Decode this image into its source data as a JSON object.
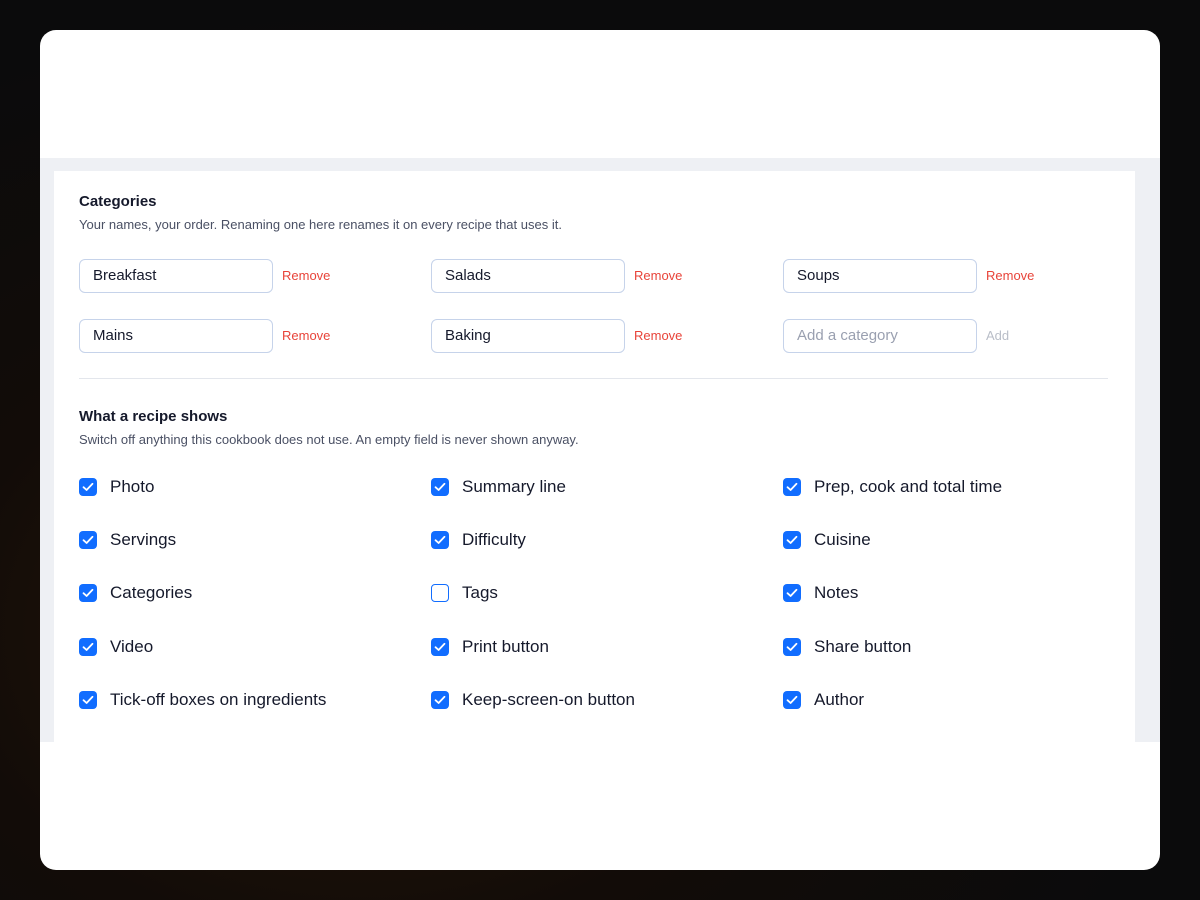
{
  "categories_section": {
    "title": "Categories",
    "subtitle": "Your names, your order. Renaming one here renames it on every recipe that uses it.",
    "items": [
      {
        "value": "Breakfast",
        "remove_label": "Remove"
      },
      {
        "value": "Salads",
        "remove_label": "Remove"
      },
      {
        "value": "Soups",
        "remove_label": "Remove"
      },
      {
        "value": "Mains",
        "remove_label": "Remove"
      },
      {
        "value": "Baking",
        "remove_label": "Remove"
      }
    ],
    "new_category": {
      "placeholder": "Add a category",
      "add_label": "Add"
    }
  },
  "recipe_fields_section": {
    "title": "What a recipe shows",
    "subtitle": "Switch off anything this cookbook does not use. An empty field is never shown anyway.",
    "options": [
      {
        "label": "Photo",
        "checked": true
      },
      {
        "label": "Summary line",
        "checked": true
      },
      {
        "label": "Prep, cook and total time",
        "checked": true
      },
      {
        "label": "Servings",
        "checked": true
      },
      {
        "label": "Difficulty",
        "checked": true
      },
      {
        "label": "Cuisine",
        "checked": true
      },
      {
        "label": "Categories",
        "checked": true
      },
      {
        "label": "Tags",
        "checked": false
      },
      {
        "label": "Notes",
        "checked": true
      },
      {
        "label": "Video",
        "checked": true
      },
      {
        "label": "Print button",
        "checked": true
      },
      {
        "label": "Share button",
        "checked": true
      },
      {
        "label": "Tick-off boxes on ingredients",
        "checked": true
      },
      {
        "label": "Keep-screen-on button",
        "checked": true
      },
      {
        "label": "Author",
        "checked": true
      }
    ]
  },
  "colors": {
    "accent": "#116dff",
    "remove": "#e8443a",
    "text": "#15192b",
    "muted": "#4a5064",
    "panel_bg": "#eef0f4"
  }
}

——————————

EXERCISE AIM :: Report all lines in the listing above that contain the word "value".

ANSWER TO THE PROBLEM ::
        "value": "Breakfast",
        "value": "Salads",
        "value": "Soups",
        "value": "Mains",
        "value": "Baking",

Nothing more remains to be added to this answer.